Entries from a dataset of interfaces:
§ §

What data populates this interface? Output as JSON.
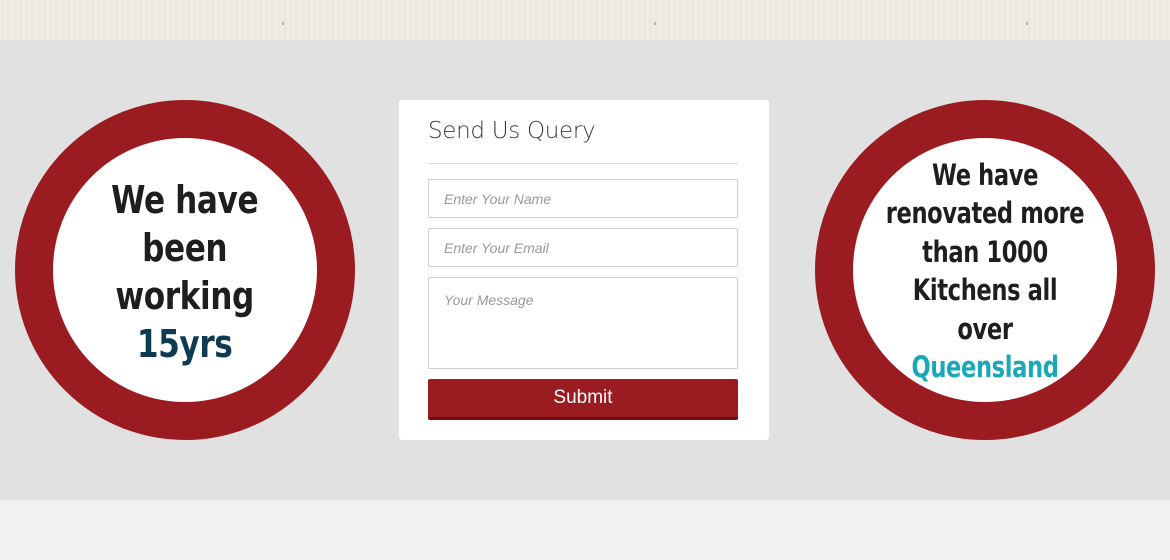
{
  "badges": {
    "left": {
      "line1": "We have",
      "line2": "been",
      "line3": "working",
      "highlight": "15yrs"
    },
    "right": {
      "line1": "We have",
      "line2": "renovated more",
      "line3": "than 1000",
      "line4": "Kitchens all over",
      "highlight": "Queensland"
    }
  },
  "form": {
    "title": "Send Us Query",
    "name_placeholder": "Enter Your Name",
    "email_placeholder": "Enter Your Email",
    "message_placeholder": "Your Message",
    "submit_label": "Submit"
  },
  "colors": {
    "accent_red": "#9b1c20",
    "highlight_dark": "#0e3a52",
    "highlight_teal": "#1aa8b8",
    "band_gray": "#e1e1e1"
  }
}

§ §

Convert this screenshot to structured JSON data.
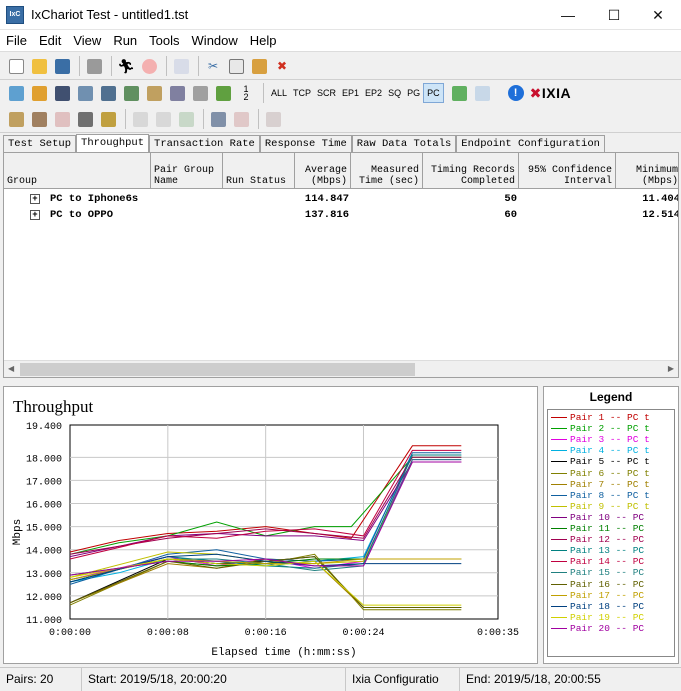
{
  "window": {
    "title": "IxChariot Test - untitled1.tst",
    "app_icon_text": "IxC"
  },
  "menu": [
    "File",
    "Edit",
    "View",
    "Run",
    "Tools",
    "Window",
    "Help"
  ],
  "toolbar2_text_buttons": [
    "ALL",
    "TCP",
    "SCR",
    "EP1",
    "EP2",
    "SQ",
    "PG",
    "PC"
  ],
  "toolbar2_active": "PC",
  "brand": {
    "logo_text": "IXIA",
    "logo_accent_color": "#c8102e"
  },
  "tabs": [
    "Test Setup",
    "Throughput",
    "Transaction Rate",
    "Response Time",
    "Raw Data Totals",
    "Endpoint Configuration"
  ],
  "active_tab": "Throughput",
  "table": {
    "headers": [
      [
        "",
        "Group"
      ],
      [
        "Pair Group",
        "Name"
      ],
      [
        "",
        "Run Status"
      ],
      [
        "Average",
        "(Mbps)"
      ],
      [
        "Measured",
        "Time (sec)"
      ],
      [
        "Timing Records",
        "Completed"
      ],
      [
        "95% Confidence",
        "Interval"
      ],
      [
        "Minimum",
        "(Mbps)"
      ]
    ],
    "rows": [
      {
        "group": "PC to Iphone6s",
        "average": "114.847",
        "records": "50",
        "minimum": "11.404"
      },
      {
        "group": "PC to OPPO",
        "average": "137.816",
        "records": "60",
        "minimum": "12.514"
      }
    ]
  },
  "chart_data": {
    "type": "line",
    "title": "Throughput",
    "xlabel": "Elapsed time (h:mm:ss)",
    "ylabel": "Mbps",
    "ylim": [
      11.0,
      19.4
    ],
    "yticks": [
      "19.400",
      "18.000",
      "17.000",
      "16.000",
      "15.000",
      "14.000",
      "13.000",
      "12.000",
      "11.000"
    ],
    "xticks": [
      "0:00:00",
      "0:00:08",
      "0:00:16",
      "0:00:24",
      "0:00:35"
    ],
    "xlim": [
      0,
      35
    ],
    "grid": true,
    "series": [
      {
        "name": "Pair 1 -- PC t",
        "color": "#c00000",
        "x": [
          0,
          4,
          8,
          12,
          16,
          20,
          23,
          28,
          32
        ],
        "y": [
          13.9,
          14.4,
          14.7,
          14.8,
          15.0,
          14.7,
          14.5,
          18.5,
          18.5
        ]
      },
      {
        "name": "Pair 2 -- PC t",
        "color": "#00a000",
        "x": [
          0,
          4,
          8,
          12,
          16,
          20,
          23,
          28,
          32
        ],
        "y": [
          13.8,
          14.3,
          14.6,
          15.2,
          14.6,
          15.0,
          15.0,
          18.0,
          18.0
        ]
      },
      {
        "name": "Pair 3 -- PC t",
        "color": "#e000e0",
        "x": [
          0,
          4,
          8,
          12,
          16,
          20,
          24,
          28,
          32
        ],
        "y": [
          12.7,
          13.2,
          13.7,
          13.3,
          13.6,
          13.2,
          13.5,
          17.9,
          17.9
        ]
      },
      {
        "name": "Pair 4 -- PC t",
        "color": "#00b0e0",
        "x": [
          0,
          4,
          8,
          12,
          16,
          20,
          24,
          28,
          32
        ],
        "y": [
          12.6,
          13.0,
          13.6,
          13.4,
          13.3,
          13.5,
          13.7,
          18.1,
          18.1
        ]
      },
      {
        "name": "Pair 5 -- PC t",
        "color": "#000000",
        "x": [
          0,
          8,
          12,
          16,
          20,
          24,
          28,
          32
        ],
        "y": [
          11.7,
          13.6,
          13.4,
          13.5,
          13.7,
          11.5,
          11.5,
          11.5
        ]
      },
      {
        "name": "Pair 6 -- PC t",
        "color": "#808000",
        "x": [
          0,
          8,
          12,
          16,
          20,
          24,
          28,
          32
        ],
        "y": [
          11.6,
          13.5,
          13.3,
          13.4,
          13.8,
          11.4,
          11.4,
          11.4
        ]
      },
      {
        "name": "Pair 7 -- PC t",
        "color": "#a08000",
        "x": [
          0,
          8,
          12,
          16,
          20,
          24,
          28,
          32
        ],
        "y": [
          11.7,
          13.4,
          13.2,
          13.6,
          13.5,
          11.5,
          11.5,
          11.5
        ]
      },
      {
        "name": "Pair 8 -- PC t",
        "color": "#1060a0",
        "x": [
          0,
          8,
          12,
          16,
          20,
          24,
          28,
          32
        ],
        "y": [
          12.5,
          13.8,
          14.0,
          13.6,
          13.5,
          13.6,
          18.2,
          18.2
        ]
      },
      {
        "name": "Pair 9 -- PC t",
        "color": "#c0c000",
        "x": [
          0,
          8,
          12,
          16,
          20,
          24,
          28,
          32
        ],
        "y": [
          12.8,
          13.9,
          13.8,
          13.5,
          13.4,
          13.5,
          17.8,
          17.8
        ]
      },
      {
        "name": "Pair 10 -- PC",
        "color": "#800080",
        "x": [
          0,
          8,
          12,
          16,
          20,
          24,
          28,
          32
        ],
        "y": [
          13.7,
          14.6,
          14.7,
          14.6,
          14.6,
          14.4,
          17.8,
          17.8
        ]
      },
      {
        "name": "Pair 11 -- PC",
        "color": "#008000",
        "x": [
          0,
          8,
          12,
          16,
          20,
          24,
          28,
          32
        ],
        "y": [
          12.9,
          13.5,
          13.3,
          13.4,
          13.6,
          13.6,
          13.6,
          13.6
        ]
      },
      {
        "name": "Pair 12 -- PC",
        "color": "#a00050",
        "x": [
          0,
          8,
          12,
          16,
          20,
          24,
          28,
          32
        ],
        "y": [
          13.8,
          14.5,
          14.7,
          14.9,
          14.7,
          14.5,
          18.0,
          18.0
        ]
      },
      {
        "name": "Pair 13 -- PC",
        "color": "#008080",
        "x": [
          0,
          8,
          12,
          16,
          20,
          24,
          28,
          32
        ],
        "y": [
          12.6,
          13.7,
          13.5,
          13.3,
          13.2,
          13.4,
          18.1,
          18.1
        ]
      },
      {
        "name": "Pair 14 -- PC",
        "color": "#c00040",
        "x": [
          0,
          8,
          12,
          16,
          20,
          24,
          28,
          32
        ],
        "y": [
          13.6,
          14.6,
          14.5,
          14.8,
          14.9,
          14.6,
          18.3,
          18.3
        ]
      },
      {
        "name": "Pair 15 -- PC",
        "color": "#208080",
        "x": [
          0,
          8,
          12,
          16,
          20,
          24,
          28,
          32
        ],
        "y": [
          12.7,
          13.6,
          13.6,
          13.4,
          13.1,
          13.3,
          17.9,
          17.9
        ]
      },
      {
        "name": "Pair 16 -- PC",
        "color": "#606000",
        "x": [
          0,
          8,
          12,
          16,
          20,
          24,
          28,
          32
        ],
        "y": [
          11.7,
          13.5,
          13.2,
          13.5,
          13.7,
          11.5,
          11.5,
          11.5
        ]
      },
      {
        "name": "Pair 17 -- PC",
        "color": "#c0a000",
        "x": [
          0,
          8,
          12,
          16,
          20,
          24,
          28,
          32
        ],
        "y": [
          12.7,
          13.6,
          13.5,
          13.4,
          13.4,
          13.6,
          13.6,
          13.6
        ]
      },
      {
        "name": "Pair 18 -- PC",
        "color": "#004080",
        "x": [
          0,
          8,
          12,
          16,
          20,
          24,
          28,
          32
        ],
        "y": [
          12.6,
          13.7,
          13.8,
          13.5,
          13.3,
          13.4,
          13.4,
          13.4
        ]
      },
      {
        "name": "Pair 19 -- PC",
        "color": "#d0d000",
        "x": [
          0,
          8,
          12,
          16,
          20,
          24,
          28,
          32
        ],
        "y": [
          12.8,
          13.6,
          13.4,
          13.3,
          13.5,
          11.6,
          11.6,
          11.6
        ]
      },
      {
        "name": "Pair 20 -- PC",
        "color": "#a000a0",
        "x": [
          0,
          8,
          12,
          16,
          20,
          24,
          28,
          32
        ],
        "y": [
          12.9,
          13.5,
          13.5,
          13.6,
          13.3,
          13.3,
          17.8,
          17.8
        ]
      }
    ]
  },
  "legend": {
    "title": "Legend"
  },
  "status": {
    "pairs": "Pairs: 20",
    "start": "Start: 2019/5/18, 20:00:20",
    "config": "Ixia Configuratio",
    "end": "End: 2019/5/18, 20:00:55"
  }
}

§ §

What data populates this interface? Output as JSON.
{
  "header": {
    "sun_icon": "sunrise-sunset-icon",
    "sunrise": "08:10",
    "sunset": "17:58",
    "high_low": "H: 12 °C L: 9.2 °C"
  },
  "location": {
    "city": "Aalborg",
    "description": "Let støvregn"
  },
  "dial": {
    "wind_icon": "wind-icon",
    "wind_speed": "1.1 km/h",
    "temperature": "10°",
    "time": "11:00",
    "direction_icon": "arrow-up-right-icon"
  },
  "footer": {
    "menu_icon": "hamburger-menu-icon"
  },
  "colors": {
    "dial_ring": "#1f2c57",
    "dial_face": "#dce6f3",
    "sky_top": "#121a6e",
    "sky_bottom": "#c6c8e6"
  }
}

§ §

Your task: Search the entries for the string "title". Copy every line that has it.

Exercise solution:
    "title": "Send Us Query",
    "title": "IxChariot Test - untitled1.tst",
    "title": "Throughput",
    "title": "Legend"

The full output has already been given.